For landlords, this means that their properties need to have an EPC rating of C or above by 2025. Otherwise, they will no longer be able to let them to new tenants.
Just three years away, this deadline can be intimidating. Especially because the costs to achieve the required ratings can be considerable. In fact, they can reach up to £10,000 per property.
In a new whitepaper titled Confronting the EPC Challenge, Shawbrook Bank assesses how this situation can be addressed and the negative impacts on the rental market reduced.
What’s the current status?
At the moment, approximately 25% of landlords are letting properties with energy ratings of D or worse. This is especially true for structures built before the Second World War. Unfortunately, over a third of Private Rental Sector (PRS) properties predate 1940.
However, another major issue is a lack of knowledge, Shawbrook found. 25% of landlords don’t know the EPC rating of their property, and another 15% said they weren’t aware of the changed regulations or the deadline. 20% knew, but could not estimate the costs of upgrading their properties in terms of energy efficiency.
Those who do know put the average cost at around £5,900 – not factoring in tenants having to leave during the improvements, or the likely spike in prices as demand increases.
Paul Elliott, Managing Director at Propp.io, a property finance comparison site, says: “Landlords need to build this into their investment strategy right now. Factoring in an additional 10% cost on top of the purchase price for works to improve the EPC can change a deal from a good one to a bad one.

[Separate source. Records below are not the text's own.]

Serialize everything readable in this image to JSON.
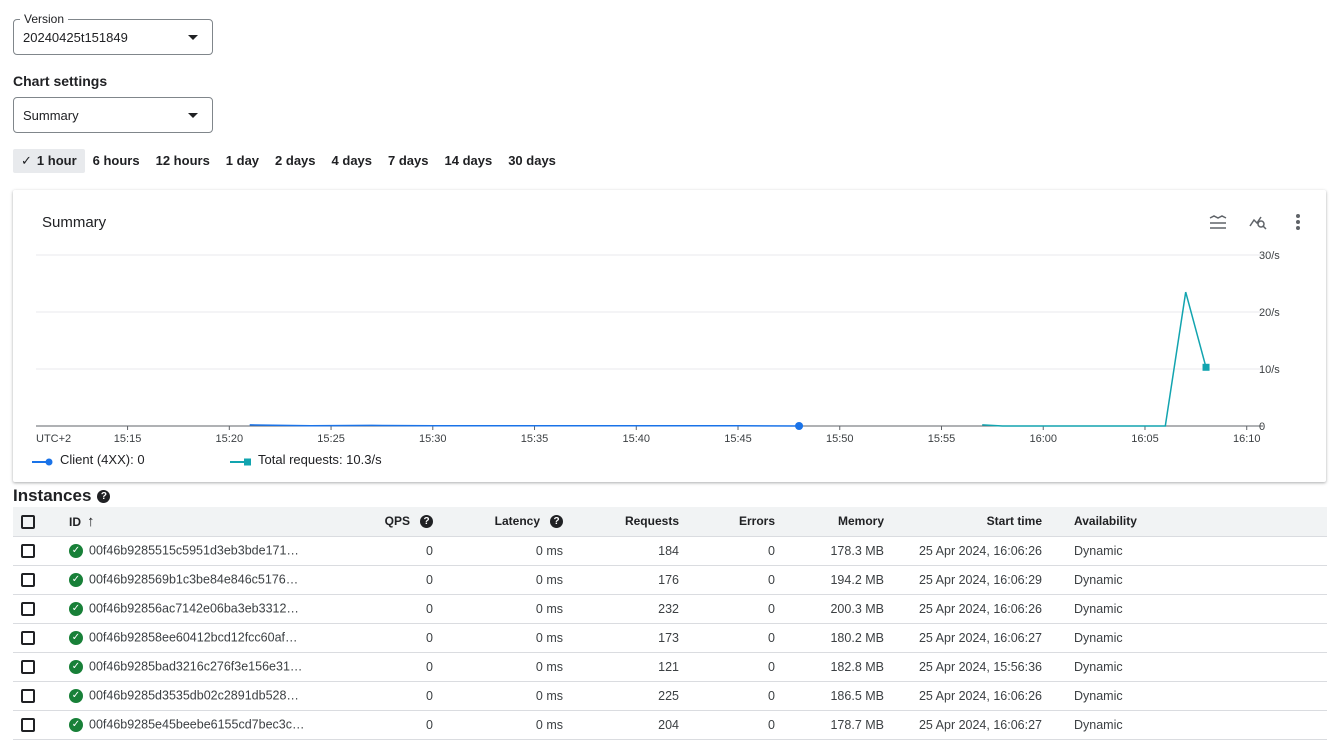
{
  "version_select": {
    "legend": "Version",
    "value": "20240425t151849"
  },
  "chart_settings": {
    "label": "Chart settings",
    "value": "Summary"
  },
  "time_ranges": [
    {
      "label": "1 hour",
      "active": true
    },
    {
      "label": "6 hours",
      "active": false
    },
    {
      "label": "12 hours",
      "active": false
    },
    {
      "label": "1 day",
      "active": false
    },
    {
      "label": "2 days",
      "active": false
    },
    {
      "label": "4 days",
      "active": false
    },
    {
      "label": "7 days",
      "active": false
    },
    {
      "label": "14 days",
      "active": false
    },
    {
      "label": "30 days",
      "active": false
    }
  ],
  "chart_card": {
    "title": "Summary",
    "icons": [
      "compare-lines-icon",
      "explore-chart-icon",
      "more-vert-icon"
    ]
  },
  "chart_data": {
    "type": "line",
    "title": "Summary",
    "timezone_label": "UTC+2",
    "x_ticks": [
      "15:15",
      "15:20",
      "15:25",
      "15:30",
      "15:35",
      "15:40",
      "15:45",
      "15:50",
      "15:55",
      "16:00",
      "16:05",
      "16:10"
    ],
    "y_ticks": [
      "0",
      "10/s",
      "20/s",
      "30/s"
    ],
    "ylim": [
      0,
      30
    ],
    "x_range_minutes": [
      10.5,
      70.8
    ],
    "grid": true,
    "legend_position": "bottom",
    "series": [
      {
        "name": "Client (4XX)",
        "legend_value": "0",
        "color": "#1a73e8",
        "marker": "circle",
        "x_minutes": [
          21,
          24,
          27,
          30,
          35,
          40,
          45,
          48
        ],
        "values": [
          0.2,
          0.05,
          0.1,
          0.05,
          0.05,
          0.05,
          0.05,
          0
        ],
        "marker_at": 48
      },
      {
        "name": "Total requests",
        "legend_value": "10.3/s",
        "color": "#12a4af",
        "marker": "square",
        "x_minutes": [
          57,
          58,
          60,
          62,
          64,
          66,
          67,
          68
        ],
        "values": [
          0.2,
          0,
          0,
          0,
          0,
          0,
          23.5,
          10.3
        ],
        "marker_at": 68
      }
    ]
  },
  "instances": {
    "title": "Instances",
    "columns": {
      "id": "ID",
      "qps": "QPS",
      "latency": "Latency",
      "requests": "Requests",
      "errors": "Errors",
      "memory": "Memory",
      "start_time": "Start time",
      "availability": "Availability"
    },
    "rows": [
      {
        "id": "00f46b9285515c5951d3eb3bde171…",
        "qps": "0",
        "latency": "0 ms",
        "requests": "184",
        "errors": "0",
        "memory": "178.3 MB",
        "start_time": "25 Apr 2024, 16:06:26",
        "availability": "Dynamic"
      },
      {
        "id": "00f46b928569b1c3be84e846c5176…",
        "qps": "0",
        "latency": "0 ms",
        "requests": "176",
        "errors": "0",
        "memory": "194.2 MB",
        "start_time": "25 Apr 2024, 16:06:29",
        "availability": "Dynamic"
      },
      {
        "id": "00f46b92856ac7142e06ba3eb3312…",
        "qps": "0",
        "latency": "0 ms",
        "requests": "232",
        "errors": "0",
        "memory": "200.3 MB",
        "start_time": "25 Apr 2024, 16:06:26",
        "availability": "Dynamic"
      },
      {
        "id": "00f46b92858ee60412bcd12fcc60af…",
        "qps": "0",
        "latency": "0 ms",
        "requests": "173",
        "errors": "0",
        "memory": "180.2 MB",
        "start_time": "25 Apr 2024, 16:06:27",
        "availability": "Dynamic"
      },
      {
        "id": "00f46b9285bad3216c276f3e156e31…",
        "qps": "0",
        "latency": "0 ms",
        "requests": "121",
        "errors": "0",
        "memory": "182.8 MB",
        "start_time": "25 Apr 2024, 15:56:36",
        "availability": "Dynamic"
      },
      {
        "id": "00f46b9285d3535db02c2891db528…",
        "qps": "0",
        "latency": "0 ms",
        "requests": "225",
        "errors": "0",
        "memory": "186.5 MB",
        "start_time": "25 Apr 2024, 16:06:26",
        "availability": "Dynamic"
      },
      {
        "id": "00f46b9285e45beebe6155cd7bec3c…",
        "qps": "0",
        "latency": "0 ms",
        "requests": "204",
        "errors": "0",
        "memory": "178.7 MB",
        "start_time": "25 Apr 2024, 16:06:27",
        "availability": "Dynamic"
      }
    ]
  }
}
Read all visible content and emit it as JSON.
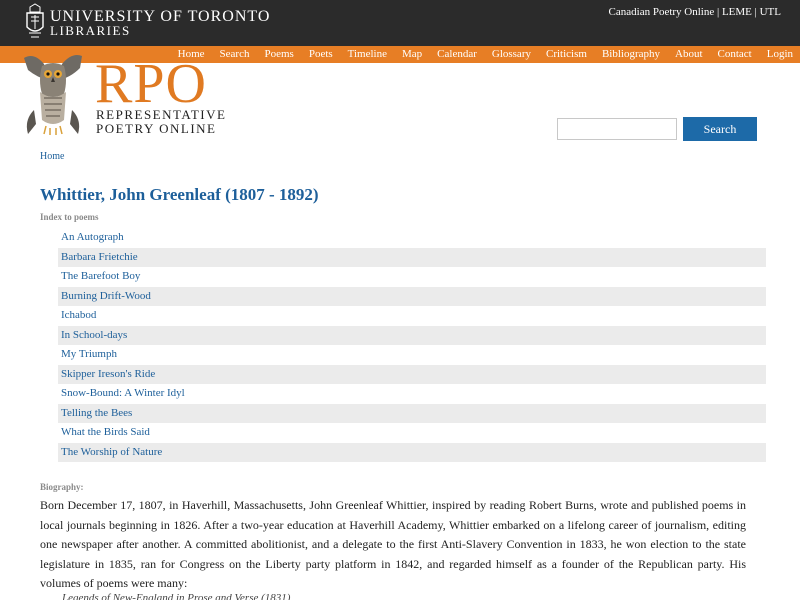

And ignoring the problem completely could lumber investors with useless stock – unrentable and potentially even unsellable.”
What market impact can be expected?
Overall, the market impact of the EPC policy is likely to be considerable. Most landlords are thinking about passing part of the cost on to tenants, who ultimately benefit from lower energy bills.
In addition, rents are likely to rise above their current levels, especially since many historic buildings will never achieve the requisite EPC ratings and thus disappear from the market.
In terms of investment, many landlords are already looking at energy ratings as a major decision point. 25% say that they avoid buying property with poor ratings. 15% even say they’re now exclusively interested in property built within the last two decades.
What should landlords do?
To begin with, landlords need to consult the EPC register to ascertain the current rating of their property. This is also a great source of information on improvements you need to make and which ratings you can reach.
As a next step, you need to round up funding options. Get ahead of the curve, before high demand drives up prices for materials as the deadline looms.
The key is to make energy efficiency a priority – both in upgrading your current properties and in purchasing new ones.